Let me paint you the picture of my typical Monday night as a single woman in her mid-20s. I hop out of the shower, do my seven-step skincare routine and tie my hair up in a towel. I throw on my ex-boyfriend’s sweatshirt, which is overdue for a trip to the trash, pour myself a too-full glass of cheap red wine and plop down on the couch for an episode of “The Bachelor” with my cat by my side. Yeah, I’m that single. 🍷🙁

On this particular Monday evening, I did what any other available gal would do while watching a show about one guy dating 14 women at the same time: I opened up Bumble.

In case you aren’t familiar (lucky you), Bumble is a dating app where once a woman’s matched with a man, it’s up to her to start the conversation. Guys can’t message first. 💔

I noticed something different as soon as I started scanning my options. An absurd amount of men’s locations came up as Orlando International Airport. Cute men, in quarter-zips and polos—just my type. What the heck was going on? 🤡

I checked my calendar and it hit me harder than a shank in cold weather: It was PGA Merchandise Show week. How could I forget? This was the week when single (and often not-single) male golfers took over the dating apps in Central Florida.

My personal hell. 😎

Of course, this isn’t a singular phenomenon. Whether it’s Orlando, Scottsdale or even Augusta, no city is safe when golf’s annual traveling circus comes barreling through. ⁉🍺

Still, you never know, right? My future husband could be a Level 2 PGA apprentice from some small country club in the middle of Nebraska, just waiting for true love among the 10 miles of booths at the Orange County Convention Center. I decided to give the PGA Show–going Bumble bees a chance. So I started swiping. Immediately the polo shirts all bled together, swing picture after swing picture numbed my brain and, my God, if I ever see another video of bros shotgunning beers on the first tee, I will quit the game entirely. Boys, let me (apparently) be the first one to tell you: It ain’t cute. 
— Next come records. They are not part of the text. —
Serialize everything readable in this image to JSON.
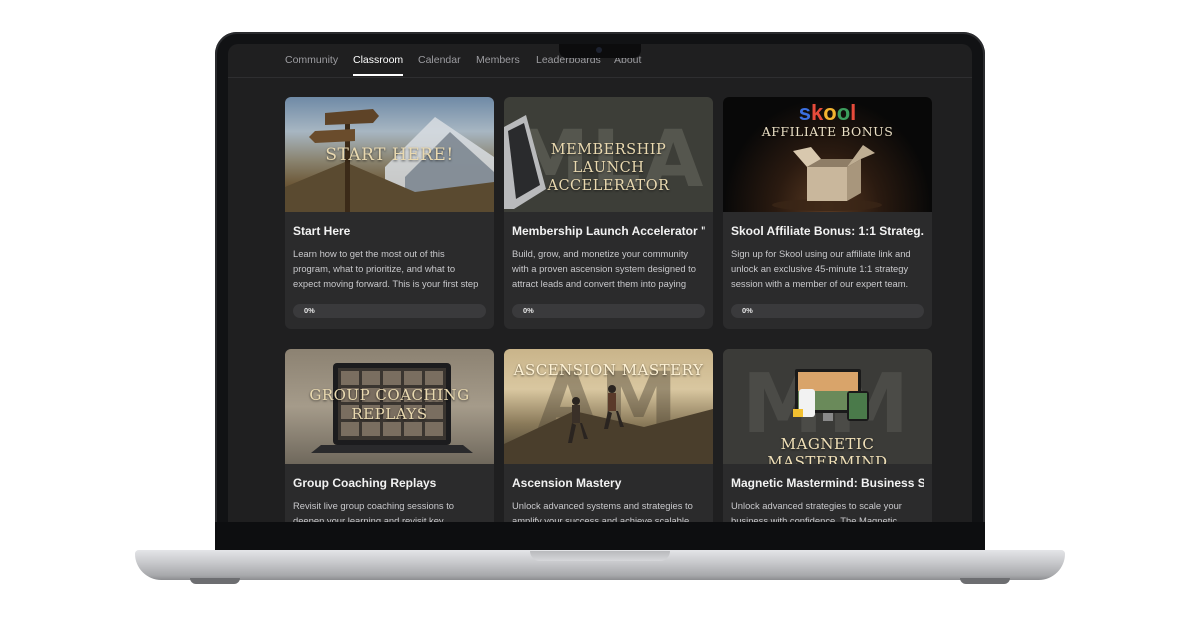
{
  "nav": {
    "tabs": [
      {
        "label": "Community"
      },
      {
        "label": "Classroom"
      },
      {
        "label": "Calendar"
      },
      {
        "label": "Members"
      },
      {
        "label": "Leaderboards"
      },
      {
        "label": "About"
      }
    ],
    "active_tab": "Classroom"
  },
  "courses": [
    {
      "thumb_text": "START HERE!",
      "title": "Start Here",
      "description": "Learn how to get the most out of this program, what to prioritize, and what to expect moving forward. This is your first step",
      "progress_label": "0%",
      "progress": 0
    },
    {
      "thumb_text": "MEMBERSHIP LAUNCH ACCELERATOR",
      "thumb_bg_letters": "MLA",
      "title": "Membership Launch Accelerator \"...",
      "description": "Build, grow, and monetize your community with a proven ascension system designed to attract leads and convert them into paying",
      "progress_label": "0%",
      "progress": 0
    },
    {
      "thumb_brand": "skool",
      "thumb_text": "AFFILIATE BONUS",
      "title": "Skool Affiliate Bonus: 1:1 Strateg...",
      "description": "Sign up for Skool using our affiliate link and unlock an exclusive 45-minute 1:1 strategy session with a member of our expert team.",
      "progress_label": "0%",
      "progress": 0
    },
    {
      "thumb_text": "GROUP COACHING REPLAYS",
      "title": "Group Coaching Replays",
      "description": "Revisit live group coaching sessions to deepen your learning and revisit key"
    },
    {
      "thumb_text": "ASCENSION MASTERY",
      "thumb_bg_letters": "AM",
      "title": "Ascension Mastery",
      "description": "Unlock advanced systems and strategies to amplify your success and achieve scalable"
    },
    {
      "thumb_text": "MAGNETIC MASTERMIND",
      "thumb_bg_letters": "MM",
      "title": "Magnetic Mastermind: Business S...",
      "description": "Unlock advanced strategies to scale your business with confidence. The Magnetic"
    }
  ],
  "colors": {
    "screen_bg": "#1f1f20",
    "card_bg": "#2b2b2c",
    "thumb_text": "#e9d9b0",
    "skool_s": "#3b6fe0",
    "skool_k": "#e64b3b",
    "skool_o1": "#f3b530",
    "skool_o2": "#3c9d5d",
    "skool_l": "#e64b3b"
  }
}
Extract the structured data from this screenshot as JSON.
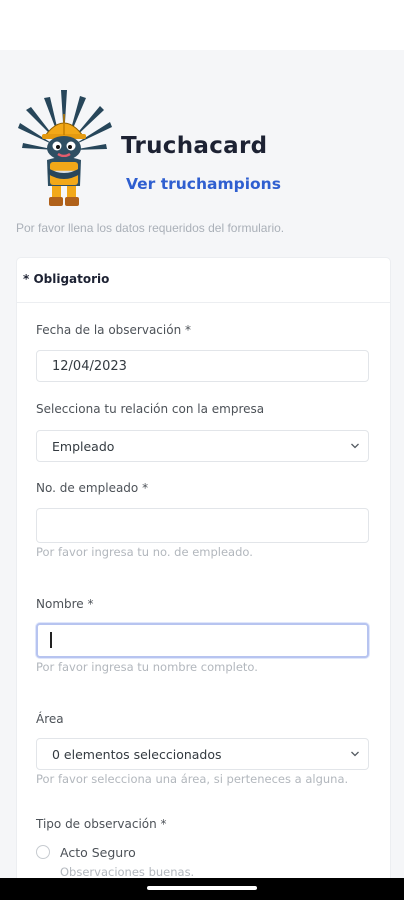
{
  "header": {
    "app_name": "Truchacard",
    "link_label": "Ver truchampions"
  },
  "intro": "Por favor llena los datos requeridos del formulario.",
  "form": {
    "required_note": "* Obligatorio",
    "date": {
      "label": "Fecha de la observación *",
      "value": "12/04/2023"
    },
    "relation": {
      "label": "Selecciona tu relación con la empresa",
      "value": "Empleado"
    },
    "employee_number": {
      "label": "No. de empleado *",
      "value": "",
      "help": "Por favor ingresa tu no. de empleado."
    },
    "name": {
      "label": "Nombre *",
      "value": "",
      "help": "Por favor ingresa tu nombre completo."
    },
    "area": {
      "label": "Área",
      "value": "0 elementos seleccionados",
      "help": "Por favor selecciona una área, si perteneces a alguna."
    },
    "observation_type": {
      "label": "Tipo de observación *",
      "options": [
        {
          "label": "Acto Seguro",
          "help": "Observaciones buenas."
        }
      ]
    }
  },
  "icons": {
    "mascot": "agave-mascot-icon",
    "chevron": "chevron-down-icon"
  },
  "colors": {
    "accent": "#2f5fd0",
    "background": "#f5f6f8",
    "mascot_leaves": "#27465a",
    "helmet": "#f2a818"
  }
}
The men ranged from PGM program almost-graduates to established country club professionals. Several definitely looked like future-husband material. Which begged the question: You’re between 30 and 35 years old, attractive, work at a recognizable country club…but you’re single? What’s wrong with you? 
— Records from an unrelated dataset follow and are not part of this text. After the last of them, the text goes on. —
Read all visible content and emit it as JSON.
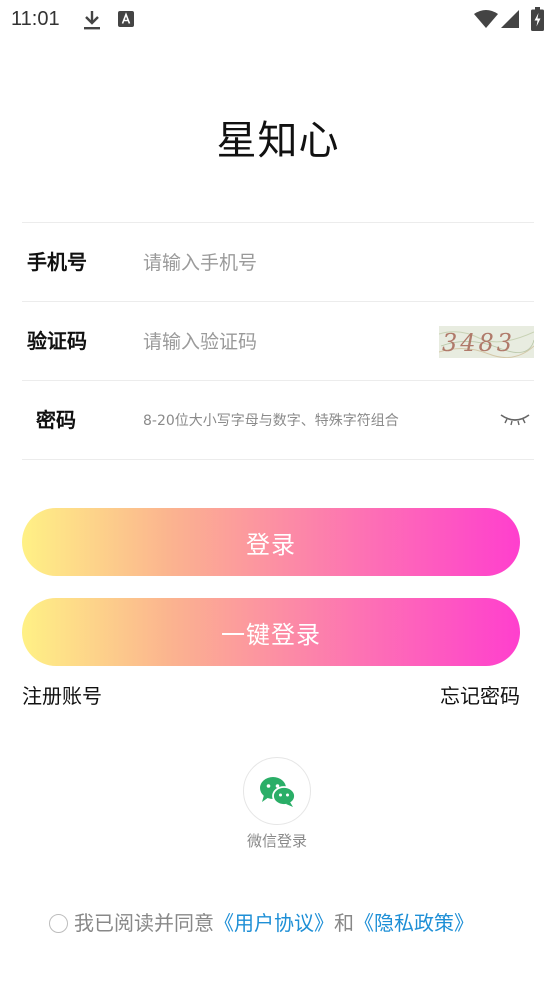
{
  "status_bar": {
    "time": "11:01",
    "left_icons": [
      "download-icon",
      "a-badge-icon"
    ],
    "right_icons": [
      "wifi-icon",
      "signal-icon",
      "battery-icon"
    ]
  },
  "app": {
    "title": "星知心"
  },
  "form": {
    "phone": {
      "label": "手机号",
      "placeholder": "请输入手机号"
    },
    "code": {
      "label": "验证码",
      "placeholder": "请输入验证码",
      "captcha_text": "3483"
    },
    "password": {
      "label": "密码",
      "placeholder": "8-20位大小写字母与数字、特殊字符组合",
      "toggle_icon": "eye-closed-icon"
    }
  },
  "buttons": {
    "login": "登录",
    "one_key_login": "一键登录"
  },
  "links": {
    "register": "注册账号",
    "forgot": "忘记密码"
  },
  "wechat": {
    "icon": "wechat-icon",
    "label": "微信登录"
  },
  "agreement": {
    "prefix": "我已阅读并同意",
    "user_agreement": "《用户协议》",
    "and": "和",
    "privacy_policy": "《隐私政策》"
  },
  "colors": {
    "gradient_start": "#fff185",
    "gradient_end": "#ff3fce",
    "link_blue": "#1e8fd6",
    "wechat_green": "#2aae67"
  }
}
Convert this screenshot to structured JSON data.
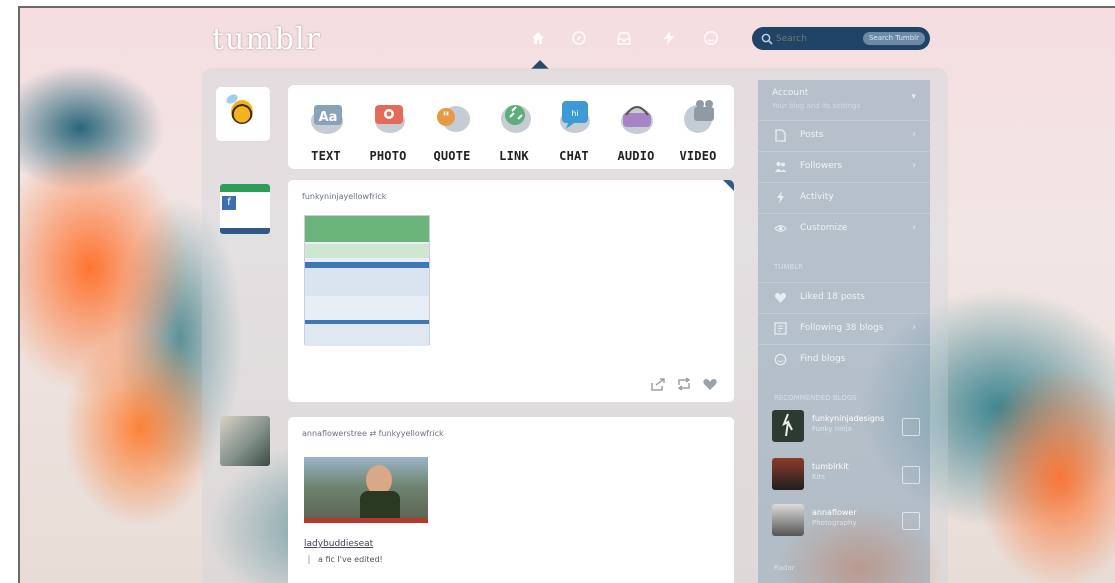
{
  "header": {
    "logo_text": "tumblr",
    "nav_icons": [
      "home-icon",
      "compass-icon",
      "inbox-icon",
      "lightning-icon",
      "smiley-icon"
    ],
    "search": {
      "placeholder": "Search",
      "pill_label": "Search Tumblr"
    }
  },
  "post_types": [
    {
      "label": "TEXT",
      "icon": "text-icon",
      "color": "#8aa2b8"
    },
    {
      "label": "PHOTO",
      "icon": "camera-icon",
      "color": "#e36b5a"
    },
    {
      "label": "QUOTE",
      "icon": "quote-icon",
      "color": "#e79a46"
    },
    {
      "label": "LINK",
      "icon": "link-icon",
      "color": "#5cae7a"
    },
    {
      "label": "CHAT",
      "icon": "chat-icon",
      "color": "#3d9ad6"
    },
    {
      "label": "AUDIO",
      "icon": "headphones-icon",
      "color": "#a784c7"
    },
    {
      "label": "VIDEO",
      "icon": "video-icon",
      "color": "#8f9aa4"
    }
  ],
  "posts": [
    {
      "author_line": "funkyninjayellowfrick",
      "actions": [
        "share-icon",
        "reblog-icon",
        "heart-icon"
      ]
    },
    {
      "author_line": "annaflowerstree ⇄ funkyyellowfrick",
      "title": "ladybuddieseat",
      "body": "a fic I've edited!"
    }
  ],
  "sidebar": {
    "account_label": "Account",
    "account_sub": "Your blog and its settings",
    "menu": [
      {
        "label": "Posts",
        "icon": "document-icon"
      },
      {
        "label": "Followers",
        "icon": "people-icon"
      },
      {
        "label": "Activity",
        "icon": "lightning-icon"
      },
      {
        "label": "Customize",
        "icon": "eye-icon"
      }
    ],
    "section_label": "TUMBLR",
    "links": [
      {
        "label": "Liked 18 posts",
        "icon": "heart-icon"
      },
      {
        "label": "Following 38 blogs",
        "icon": "following-icon"
      },
      {
        "label": "Find blogs",
        "icon": "smiley-icon"
      }
    ],
    "recommended_label": "RECOMMENDED BLOGS",
    "recommended": [
      {
        "name": "funkyninjadesigns",
        "desc": "Funky ninja"
      },
      {
        "name": "tumblrkit",
        "desc": "Kits"
      },
      {
        "name": "annaflower",
        "desc": "Photography"
      }
    ],
    "radar_label": "Radar"
  }
}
Let’s call this 33-year-old equipment representative I matched with “Brian.”

Me: You here for the PGA Show, I assume?

Brian: I am! Are you?
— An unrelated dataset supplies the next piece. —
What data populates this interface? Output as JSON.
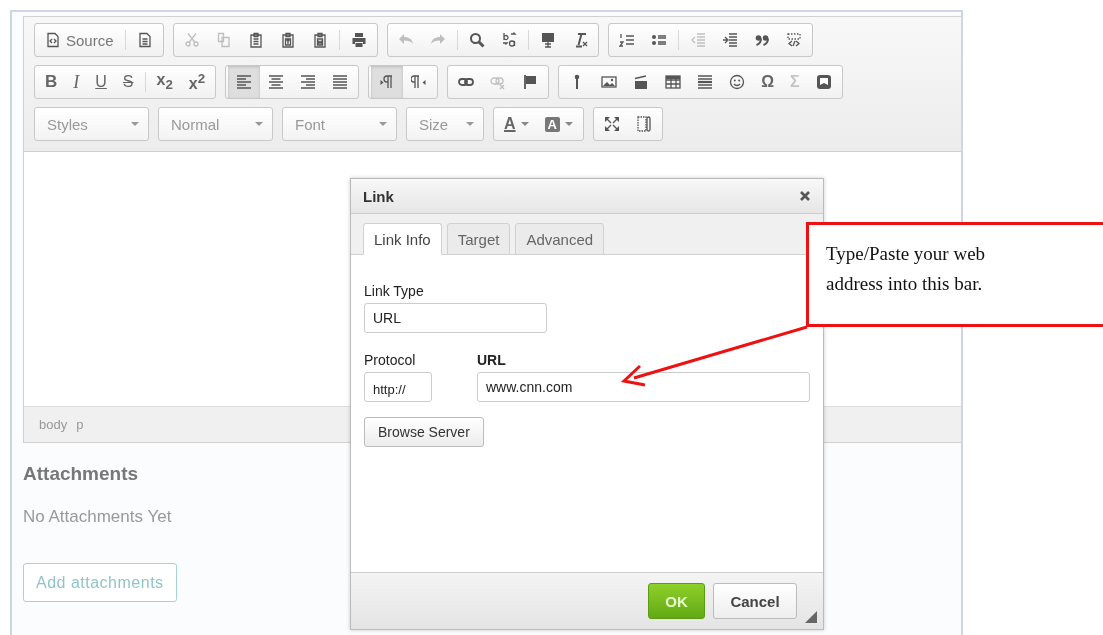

Me: I live here, but yeah, I’ll be at the show this week.

Brian: Cool! I’m staying at the Hilton. You should come hang out 😉

Hang out? Followed by the cringey wink face? Come on. This was the moment I realized that’s what’s wrong with you, Brian. 

These men (who mostly act like boys) come from all over the country for a conference and flood dating apps to meet women in a city they’ll likely not visit again for another 365 days, or maybe ever. They’re not looking to date. They’re looking for the other thing. Nope, take that shit to Tinder. 👋

I always try to see the best in people—but this was the wrong week for that. The number of conversations I had that mirrored the one I had with Brian was appalling.

But, as a young adult who works mostly from home, it’s so hard to meet people, let alone people with similar interests. That’s why I hoped that particular week would be an opportunity to meet some like-minded men. Holy moly, was I wrong. (And my college theory still stands: Golf boys are just as bad as baseball boys. Maybe worse.)

So what is it about men in the golf industry? Is it just the men I happened to come across and thought were attractive? Or are these men too engulfed in shotgunning beers on tee boxes and working on their takeaway to harbor real connections with really, really cool women? At what point does the fooling around stop?

By the end of the week, everyone’s location was, once again, Orlando International Airport. I just wanted to get back to swiping left on the dumpster-fire men who actually live in this town, but

I couldn’t help myself: I continued entertaining conversations with various PGA professionals, clothing representatives and entrepreneurs pitching the latest glow ball.

“You coming back to the show next year?”

“For sure.”

“Cool, see you then.”

Can’t wait, Brian.